Most people’s super grows from their employers making compulsory contributions into their account. But you can also add to your own super, and maybe even score some nice tax benefits along the way.
On average, Australians are living longer than ever, which means retirement could last 20 or even 30 years. That’s a lot of life to look forward to, so it’s important your savings last the distance. And for many of us, the Age Pension just won’t be enough to fund the lifestyle we’d like in retirement.
That’s why super is so crucial – to enable you to achieve your financial goals once you stop working.
Most employees are entitled to Superannuation Guarantee contributions of 10% of their ordinary salary from their employer. This is typically paid into your accumulation account. You can also transfer super from other funds into your Brighter Super account, making it easier to keep track of things and saving you from paying multiple sets of fees.
If you’re a Brighter Super member with a defined benefit account, contributions and calculating the amount you receive in retirement work differently.
All super funds charge fees to cover the costs of managing their members’ super. Like most funds, we deduct administration and investment management fees from your account to look after and invest your money. You can be confident our fees are among the lowest in the industry and only cover the costs of running the fund.
If you have insurance through Brighter Super, your premiums also come out of your account.
You generally can't access your super until you permanently retire after reaching your preservation age (which is between 55 and 60, depending on when you were born). You might even have investments outside of super or be eligible for the Age Pension, which can also add to your income in retirement.Find out how to access your super

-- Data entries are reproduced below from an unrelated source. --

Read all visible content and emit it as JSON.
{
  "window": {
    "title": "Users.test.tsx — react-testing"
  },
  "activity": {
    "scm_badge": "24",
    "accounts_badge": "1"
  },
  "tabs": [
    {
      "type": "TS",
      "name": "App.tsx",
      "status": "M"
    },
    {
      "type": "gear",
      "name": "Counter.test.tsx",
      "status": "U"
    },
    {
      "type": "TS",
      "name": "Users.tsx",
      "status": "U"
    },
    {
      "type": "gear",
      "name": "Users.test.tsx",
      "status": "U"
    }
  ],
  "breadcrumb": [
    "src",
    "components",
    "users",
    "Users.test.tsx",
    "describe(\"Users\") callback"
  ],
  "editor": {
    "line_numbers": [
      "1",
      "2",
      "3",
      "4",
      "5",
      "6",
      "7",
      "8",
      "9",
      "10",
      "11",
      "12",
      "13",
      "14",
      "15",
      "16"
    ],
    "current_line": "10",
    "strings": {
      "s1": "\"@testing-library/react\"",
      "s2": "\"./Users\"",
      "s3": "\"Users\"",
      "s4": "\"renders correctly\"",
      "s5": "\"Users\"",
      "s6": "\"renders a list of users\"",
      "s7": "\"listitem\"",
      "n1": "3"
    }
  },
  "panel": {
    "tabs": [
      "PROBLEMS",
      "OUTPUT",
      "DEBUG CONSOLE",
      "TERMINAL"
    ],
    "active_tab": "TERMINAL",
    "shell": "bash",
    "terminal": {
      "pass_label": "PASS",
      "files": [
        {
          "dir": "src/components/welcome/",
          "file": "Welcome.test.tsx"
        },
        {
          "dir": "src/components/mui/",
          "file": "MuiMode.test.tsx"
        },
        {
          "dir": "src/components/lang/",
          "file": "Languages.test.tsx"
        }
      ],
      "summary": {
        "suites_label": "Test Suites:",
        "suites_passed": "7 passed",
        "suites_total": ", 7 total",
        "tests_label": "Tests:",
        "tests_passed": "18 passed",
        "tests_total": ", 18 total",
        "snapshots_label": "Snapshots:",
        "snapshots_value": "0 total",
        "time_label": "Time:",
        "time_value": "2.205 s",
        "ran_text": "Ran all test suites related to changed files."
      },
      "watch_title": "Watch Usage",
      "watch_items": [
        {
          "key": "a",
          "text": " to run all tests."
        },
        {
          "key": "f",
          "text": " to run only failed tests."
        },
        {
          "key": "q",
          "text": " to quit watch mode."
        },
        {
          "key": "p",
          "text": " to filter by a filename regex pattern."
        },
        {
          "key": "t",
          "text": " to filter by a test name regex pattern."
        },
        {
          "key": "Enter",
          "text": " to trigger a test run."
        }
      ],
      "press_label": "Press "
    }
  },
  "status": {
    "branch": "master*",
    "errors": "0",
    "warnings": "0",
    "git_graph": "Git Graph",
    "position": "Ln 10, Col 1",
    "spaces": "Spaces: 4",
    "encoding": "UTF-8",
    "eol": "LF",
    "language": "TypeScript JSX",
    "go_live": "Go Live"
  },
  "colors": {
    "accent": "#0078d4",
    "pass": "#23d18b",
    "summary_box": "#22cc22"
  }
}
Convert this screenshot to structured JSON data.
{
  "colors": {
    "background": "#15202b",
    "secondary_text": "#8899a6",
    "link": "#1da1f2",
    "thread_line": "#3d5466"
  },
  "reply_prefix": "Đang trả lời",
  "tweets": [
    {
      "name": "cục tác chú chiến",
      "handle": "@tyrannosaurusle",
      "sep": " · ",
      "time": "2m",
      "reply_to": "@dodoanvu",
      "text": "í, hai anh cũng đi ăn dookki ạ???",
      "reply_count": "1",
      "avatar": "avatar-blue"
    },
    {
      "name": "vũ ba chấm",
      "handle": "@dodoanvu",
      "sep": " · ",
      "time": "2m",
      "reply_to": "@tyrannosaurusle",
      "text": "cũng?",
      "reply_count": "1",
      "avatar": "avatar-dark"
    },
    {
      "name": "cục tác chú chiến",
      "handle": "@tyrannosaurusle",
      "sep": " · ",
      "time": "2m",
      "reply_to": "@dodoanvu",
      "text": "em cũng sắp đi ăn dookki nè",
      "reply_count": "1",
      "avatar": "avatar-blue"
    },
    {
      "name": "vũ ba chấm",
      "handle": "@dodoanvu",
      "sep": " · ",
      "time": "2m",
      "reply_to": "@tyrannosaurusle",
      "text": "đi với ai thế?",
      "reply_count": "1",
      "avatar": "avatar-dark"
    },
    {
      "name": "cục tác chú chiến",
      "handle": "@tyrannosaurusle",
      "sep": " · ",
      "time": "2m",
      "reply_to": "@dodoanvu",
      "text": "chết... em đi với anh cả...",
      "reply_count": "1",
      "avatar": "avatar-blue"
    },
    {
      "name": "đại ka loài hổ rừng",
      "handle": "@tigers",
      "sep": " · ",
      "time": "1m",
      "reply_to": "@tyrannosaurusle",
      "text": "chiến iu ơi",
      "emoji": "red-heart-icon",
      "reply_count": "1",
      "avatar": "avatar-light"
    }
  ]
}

Although the Australian Government takes tax from some super contributions and investment earnings, super is taxed at a much lower rate than other types of investments. From the age of 60, any money you withdraw from your super (as lump sums or regular income) is tax-free. Before then, it’s taxed in different ways depending on when and how you take it.